▶ What the task asks: State how many lines in the records below contain the word "desc". Nothing else is needed.

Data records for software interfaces

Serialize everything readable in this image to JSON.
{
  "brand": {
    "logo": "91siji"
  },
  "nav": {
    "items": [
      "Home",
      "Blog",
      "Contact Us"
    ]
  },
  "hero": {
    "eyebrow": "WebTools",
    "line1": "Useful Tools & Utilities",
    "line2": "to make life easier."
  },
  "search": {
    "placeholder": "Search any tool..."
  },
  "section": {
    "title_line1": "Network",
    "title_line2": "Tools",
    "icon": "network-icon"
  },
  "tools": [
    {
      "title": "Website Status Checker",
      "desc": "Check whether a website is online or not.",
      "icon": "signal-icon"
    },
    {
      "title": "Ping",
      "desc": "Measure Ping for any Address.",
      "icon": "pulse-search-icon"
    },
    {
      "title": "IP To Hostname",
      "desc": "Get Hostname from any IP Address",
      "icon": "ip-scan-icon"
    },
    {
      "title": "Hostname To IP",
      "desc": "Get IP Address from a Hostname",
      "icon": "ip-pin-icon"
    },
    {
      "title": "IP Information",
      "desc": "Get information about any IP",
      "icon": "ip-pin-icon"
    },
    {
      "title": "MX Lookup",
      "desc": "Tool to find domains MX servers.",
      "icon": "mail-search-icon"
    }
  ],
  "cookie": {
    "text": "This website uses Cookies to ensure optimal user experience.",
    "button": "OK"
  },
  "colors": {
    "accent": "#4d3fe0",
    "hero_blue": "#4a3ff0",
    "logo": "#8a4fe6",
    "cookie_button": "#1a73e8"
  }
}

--

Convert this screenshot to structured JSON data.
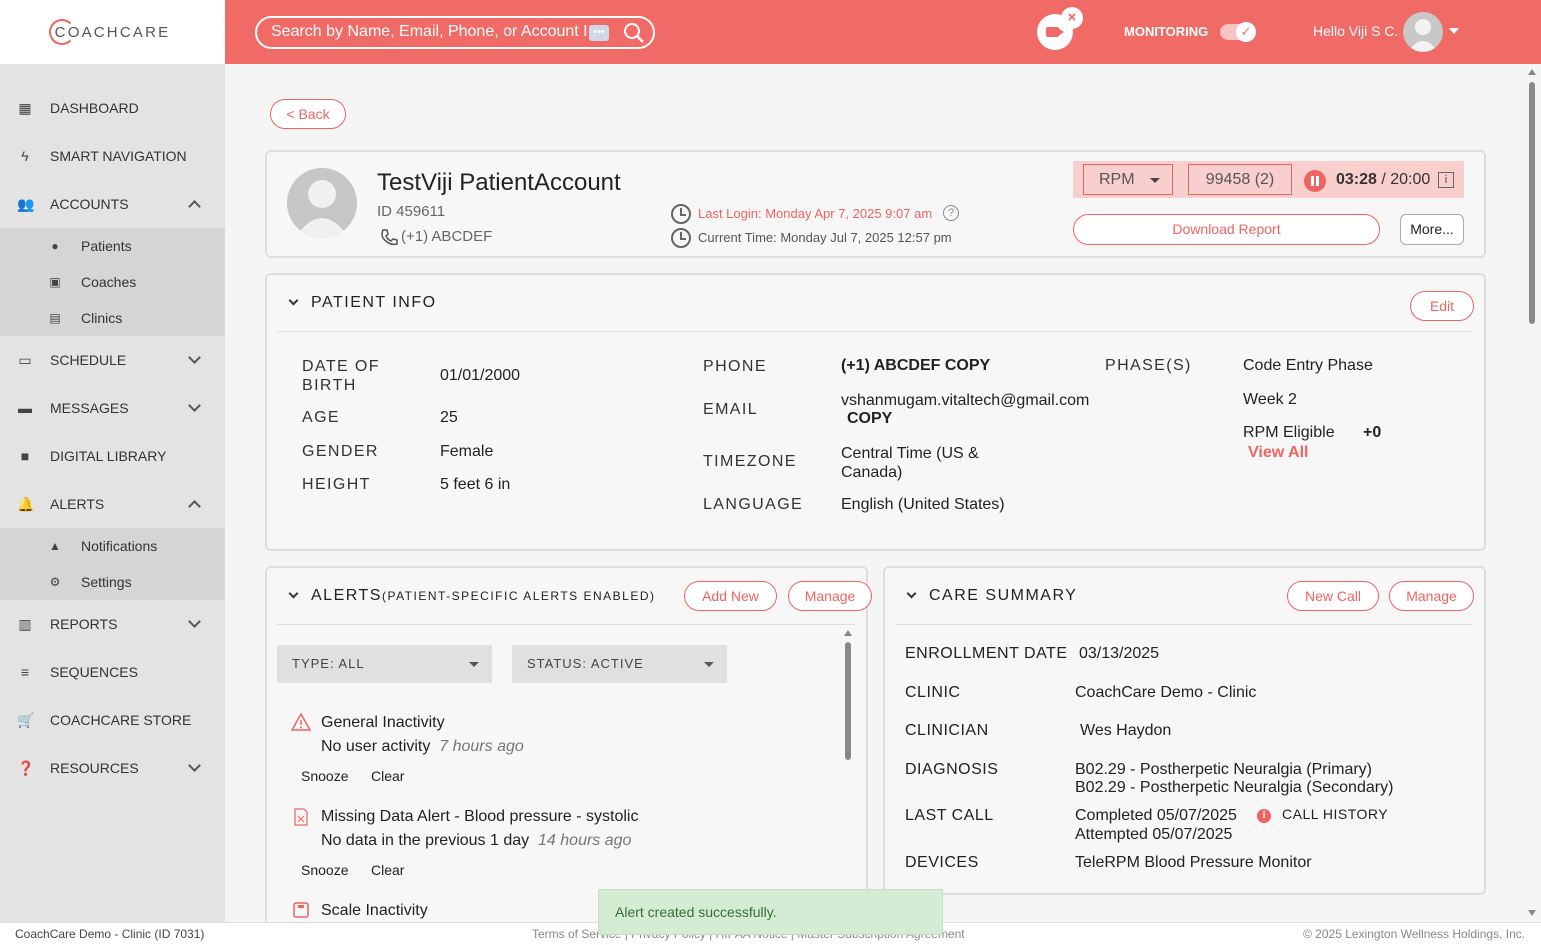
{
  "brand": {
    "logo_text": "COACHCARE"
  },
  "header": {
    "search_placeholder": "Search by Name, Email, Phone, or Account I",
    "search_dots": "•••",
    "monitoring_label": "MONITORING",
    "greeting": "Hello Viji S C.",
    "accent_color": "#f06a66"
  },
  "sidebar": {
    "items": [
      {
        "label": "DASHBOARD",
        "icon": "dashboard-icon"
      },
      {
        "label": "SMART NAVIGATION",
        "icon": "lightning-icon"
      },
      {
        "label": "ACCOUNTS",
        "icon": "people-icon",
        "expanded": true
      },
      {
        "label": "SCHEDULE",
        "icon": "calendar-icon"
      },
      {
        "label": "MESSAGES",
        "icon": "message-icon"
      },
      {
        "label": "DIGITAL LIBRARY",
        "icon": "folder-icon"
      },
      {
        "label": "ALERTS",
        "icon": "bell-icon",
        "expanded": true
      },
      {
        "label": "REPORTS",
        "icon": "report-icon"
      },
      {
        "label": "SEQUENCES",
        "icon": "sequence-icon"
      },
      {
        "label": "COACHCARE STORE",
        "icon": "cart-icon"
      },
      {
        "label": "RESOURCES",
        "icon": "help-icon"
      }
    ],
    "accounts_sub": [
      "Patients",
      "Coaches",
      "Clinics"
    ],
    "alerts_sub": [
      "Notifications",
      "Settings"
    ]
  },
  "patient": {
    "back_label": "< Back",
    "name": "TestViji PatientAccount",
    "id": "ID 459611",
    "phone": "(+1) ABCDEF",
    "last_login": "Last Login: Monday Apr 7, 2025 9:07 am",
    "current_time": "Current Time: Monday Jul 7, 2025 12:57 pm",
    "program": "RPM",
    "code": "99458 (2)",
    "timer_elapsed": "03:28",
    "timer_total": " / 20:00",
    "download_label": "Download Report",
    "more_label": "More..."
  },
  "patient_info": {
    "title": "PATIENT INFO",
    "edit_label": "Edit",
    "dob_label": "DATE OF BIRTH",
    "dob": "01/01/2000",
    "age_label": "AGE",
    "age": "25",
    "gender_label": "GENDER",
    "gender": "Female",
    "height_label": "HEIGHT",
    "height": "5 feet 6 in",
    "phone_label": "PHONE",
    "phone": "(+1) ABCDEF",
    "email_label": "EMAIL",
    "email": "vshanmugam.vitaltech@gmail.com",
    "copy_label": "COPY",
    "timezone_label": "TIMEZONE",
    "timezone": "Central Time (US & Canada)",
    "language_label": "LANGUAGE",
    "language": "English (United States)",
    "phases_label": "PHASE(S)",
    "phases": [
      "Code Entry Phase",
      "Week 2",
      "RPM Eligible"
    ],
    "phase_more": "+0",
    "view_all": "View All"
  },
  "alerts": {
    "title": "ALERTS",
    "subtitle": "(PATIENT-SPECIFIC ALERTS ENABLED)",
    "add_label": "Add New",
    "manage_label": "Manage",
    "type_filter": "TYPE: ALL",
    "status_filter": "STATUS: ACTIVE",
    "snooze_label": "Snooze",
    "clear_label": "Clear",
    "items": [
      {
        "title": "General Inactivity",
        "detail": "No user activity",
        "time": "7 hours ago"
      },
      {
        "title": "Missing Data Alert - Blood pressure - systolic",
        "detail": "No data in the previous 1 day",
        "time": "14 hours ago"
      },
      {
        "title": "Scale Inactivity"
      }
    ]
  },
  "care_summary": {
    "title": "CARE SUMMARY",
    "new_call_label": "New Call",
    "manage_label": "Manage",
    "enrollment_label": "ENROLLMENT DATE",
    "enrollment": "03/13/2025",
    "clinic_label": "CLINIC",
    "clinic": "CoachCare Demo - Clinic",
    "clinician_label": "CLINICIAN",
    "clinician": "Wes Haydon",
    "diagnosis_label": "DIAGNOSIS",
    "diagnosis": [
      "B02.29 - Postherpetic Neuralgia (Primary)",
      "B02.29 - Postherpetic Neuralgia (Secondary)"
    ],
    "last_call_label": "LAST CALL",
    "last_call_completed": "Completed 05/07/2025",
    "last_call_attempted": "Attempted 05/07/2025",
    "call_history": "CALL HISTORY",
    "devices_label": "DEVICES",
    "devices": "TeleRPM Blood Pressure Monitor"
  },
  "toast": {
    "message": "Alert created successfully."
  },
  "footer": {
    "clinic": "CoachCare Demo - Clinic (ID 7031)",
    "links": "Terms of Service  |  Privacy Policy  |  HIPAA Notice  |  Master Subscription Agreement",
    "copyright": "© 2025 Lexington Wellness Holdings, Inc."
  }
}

▶ Reply to the task: 6